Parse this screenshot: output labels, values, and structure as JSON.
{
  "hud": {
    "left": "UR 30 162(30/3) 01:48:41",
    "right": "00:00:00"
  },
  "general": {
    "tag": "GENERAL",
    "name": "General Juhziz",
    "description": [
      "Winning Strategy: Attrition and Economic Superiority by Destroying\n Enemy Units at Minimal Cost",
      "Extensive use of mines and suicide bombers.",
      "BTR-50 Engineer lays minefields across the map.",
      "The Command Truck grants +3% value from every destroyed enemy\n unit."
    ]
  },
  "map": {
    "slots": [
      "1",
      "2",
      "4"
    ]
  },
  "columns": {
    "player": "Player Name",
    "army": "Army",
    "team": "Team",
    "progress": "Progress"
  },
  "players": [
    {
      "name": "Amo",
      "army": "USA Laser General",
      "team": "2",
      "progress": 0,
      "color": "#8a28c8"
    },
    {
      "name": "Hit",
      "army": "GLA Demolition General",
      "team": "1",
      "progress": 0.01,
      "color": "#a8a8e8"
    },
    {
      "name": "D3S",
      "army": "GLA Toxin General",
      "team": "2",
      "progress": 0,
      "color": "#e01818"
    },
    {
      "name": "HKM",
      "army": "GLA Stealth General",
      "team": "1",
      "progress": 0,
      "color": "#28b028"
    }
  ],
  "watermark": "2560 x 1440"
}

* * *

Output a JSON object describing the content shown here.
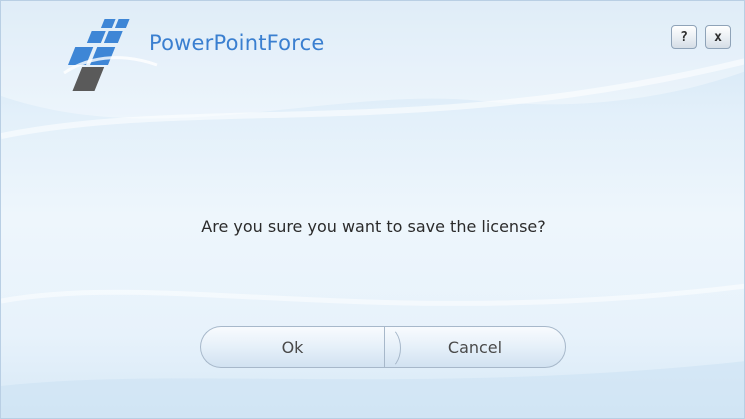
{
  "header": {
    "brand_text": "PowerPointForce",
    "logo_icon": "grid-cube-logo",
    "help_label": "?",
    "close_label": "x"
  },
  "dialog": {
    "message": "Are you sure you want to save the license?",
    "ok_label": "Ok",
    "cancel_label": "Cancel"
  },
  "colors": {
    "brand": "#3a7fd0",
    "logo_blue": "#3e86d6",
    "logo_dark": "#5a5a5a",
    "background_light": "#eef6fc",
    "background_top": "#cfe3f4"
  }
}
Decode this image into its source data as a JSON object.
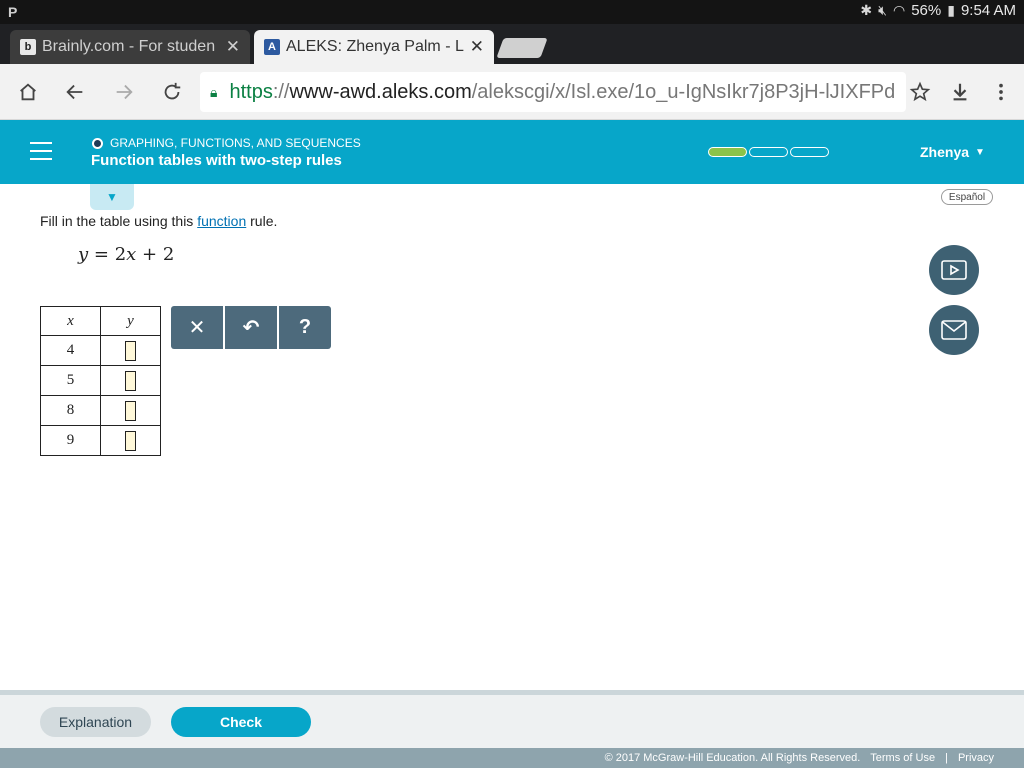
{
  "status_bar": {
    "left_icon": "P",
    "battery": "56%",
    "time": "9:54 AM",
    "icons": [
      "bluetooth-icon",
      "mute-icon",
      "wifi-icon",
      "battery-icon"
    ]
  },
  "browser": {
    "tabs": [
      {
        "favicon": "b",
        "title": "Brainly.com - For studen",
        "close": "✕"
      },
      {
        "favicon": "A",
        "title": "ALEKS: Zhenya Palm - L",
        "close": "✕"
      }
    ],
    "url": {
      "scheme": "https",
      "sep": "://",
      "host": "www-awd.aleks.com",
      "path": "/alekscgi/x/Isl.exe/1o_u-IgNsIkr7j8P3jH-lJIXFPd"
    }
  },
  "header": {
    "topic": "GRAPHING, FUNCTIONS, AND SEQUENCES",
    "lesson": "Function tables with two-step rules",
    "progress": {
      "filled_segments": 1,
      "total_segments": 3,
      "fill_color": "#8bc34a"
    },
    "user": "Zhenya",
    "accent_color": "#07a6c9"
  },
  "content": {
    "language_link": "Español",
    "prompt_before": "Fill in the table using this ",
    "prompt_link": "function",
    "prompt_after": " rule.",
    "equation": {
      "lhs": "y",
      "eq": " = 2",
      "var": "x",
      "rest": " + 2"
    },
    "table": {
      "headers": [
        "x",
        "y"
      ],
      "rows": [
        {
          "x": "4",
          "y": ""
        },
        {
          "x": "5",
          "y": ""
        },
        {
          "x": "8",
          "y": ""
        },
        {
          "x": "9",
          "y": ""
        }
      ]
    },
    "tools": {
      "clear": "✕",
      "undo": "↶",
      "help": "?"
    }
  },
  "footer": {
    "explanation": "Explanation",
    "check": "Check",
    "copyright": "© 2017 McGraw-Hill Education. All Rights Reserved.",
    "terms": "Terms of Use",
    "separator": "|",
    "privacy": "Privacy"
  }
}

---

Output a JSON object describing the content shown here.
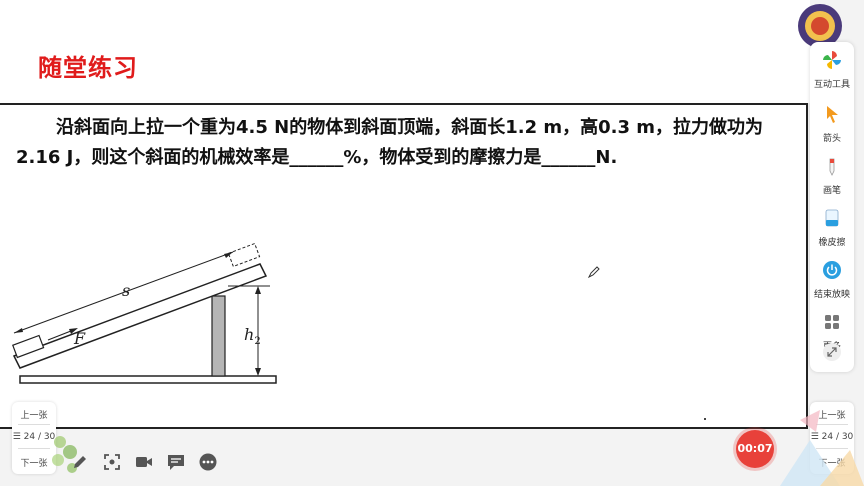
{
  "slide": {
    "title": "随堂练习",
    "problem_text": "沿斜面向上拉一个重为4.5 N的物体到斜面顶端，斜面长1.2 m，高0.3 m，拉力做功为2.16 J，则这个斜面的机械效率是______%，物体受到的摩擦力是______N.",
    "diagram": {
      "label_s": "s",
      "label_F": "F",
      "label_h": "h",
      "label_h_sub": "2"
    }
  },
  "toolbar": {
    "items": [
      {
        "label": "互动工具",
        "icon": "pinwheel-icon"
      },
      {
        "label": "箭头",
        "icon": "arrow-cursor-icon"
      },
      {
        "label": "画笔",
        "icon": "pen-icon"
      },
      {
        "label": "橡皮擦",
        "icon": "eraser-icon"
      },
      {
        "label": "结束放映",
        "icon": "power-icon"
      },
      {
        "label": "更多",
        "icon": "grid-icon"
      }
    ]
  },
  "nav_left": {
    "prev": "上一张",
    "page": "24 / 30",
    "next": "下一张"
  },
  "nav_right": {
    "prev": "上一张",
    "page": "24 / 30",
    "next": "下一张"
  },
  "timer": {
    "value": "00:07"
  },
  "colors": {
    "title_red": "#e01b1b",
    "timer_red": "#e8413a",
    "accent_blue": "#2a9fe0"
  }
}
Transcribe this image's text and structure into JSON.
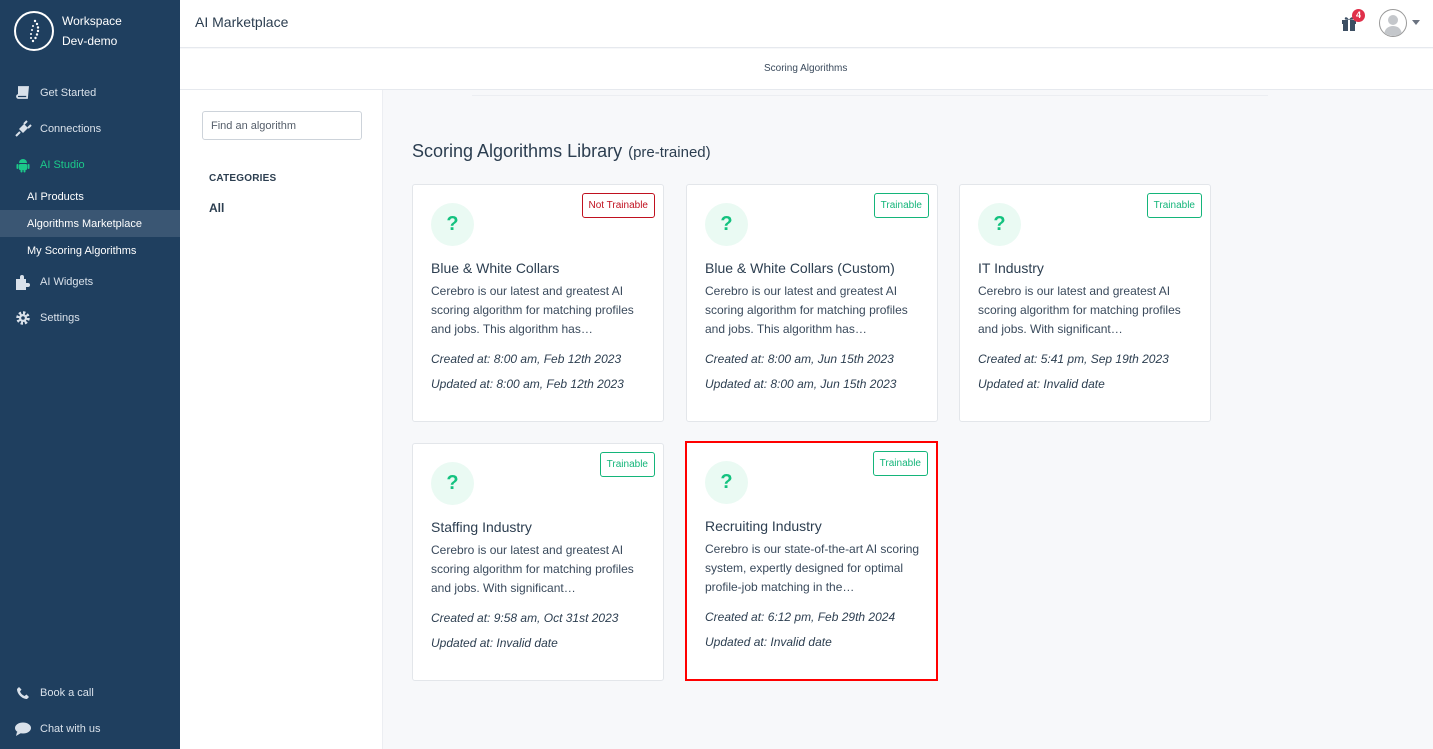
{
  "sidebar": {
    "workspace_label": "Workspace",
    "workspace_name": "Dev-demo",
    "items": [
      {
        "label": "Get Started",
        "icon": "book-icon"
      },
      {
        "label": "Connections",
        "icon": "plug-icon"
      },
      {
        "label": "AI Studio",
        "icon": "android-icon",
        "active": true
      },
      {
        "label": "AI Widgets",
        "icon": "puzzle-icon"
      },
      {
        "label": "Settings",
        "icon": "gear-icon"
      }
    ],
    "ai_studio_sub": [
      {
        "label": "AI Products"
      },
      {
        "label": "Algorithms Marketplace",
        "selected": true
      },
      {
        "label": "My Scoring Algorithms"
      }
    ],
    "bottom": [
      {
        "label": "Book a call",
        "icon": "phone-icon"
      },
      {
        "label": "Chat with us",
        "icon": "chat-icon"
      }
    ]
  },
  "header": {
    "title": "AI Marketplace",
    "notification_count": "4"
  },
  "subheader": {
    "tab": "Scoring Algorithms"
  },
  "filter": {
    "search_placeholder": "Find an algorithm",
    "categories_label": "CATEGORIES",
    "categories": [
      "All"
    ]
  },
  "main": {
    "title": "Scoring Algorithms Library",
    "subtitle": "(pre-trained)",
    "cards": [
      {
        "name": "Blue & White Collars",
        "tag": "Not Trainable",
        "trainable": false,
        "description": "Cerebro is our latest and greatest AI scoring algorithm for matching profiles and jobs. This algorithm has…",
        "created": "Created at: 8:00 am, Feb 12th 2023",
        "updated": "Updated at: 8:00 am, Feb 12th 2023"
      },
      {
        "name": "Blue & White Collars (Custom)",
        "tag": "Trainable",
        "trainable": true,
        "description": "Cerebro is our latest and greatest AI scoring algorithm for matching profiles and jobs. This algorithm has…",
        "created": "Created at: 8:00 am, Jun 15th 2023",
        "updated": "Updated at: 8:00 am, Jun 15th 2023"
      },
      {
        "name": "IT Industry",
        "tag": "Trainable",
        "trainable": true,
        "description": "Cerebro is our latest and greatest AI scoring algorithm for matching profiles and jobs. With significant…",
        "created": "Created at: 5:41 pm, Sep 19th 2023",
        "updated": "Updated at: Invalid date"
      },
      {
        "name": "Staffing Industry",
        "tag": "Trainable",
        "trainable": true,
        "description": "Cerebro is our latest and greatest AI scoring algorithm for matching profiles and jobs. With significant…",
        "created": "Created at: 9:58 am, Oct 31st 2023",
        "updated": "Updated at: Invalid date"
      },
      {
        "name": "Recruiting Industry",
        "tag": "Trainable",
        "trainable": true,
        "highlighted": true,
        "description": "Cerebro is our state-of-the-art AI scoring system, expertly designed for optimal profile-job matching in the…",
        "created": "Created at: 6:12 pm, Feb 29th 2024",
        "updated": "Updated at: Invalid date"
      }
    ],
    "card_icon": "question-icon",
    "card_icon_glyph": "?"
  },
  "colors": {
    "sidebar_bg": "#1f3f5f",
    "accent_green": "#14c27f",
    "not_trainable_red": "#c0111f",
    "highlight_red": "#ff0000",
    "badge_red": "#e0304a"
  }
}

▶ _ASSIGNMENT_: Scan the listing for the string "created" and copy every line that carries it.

▶ _RESPONSE_:
        "created": "Created at: 8:00 am, Feb 12th 2023",
        "created": "Created at: 8:00 am, Jun 15th 2023",
        "created": "Created at: 5:41 pm, Sep 19th 2023",
        "created": "Created at: 9:58 am, Oct 31st 2023",
        "created": "Created at: 6:12 pm, Feb 29th 2024",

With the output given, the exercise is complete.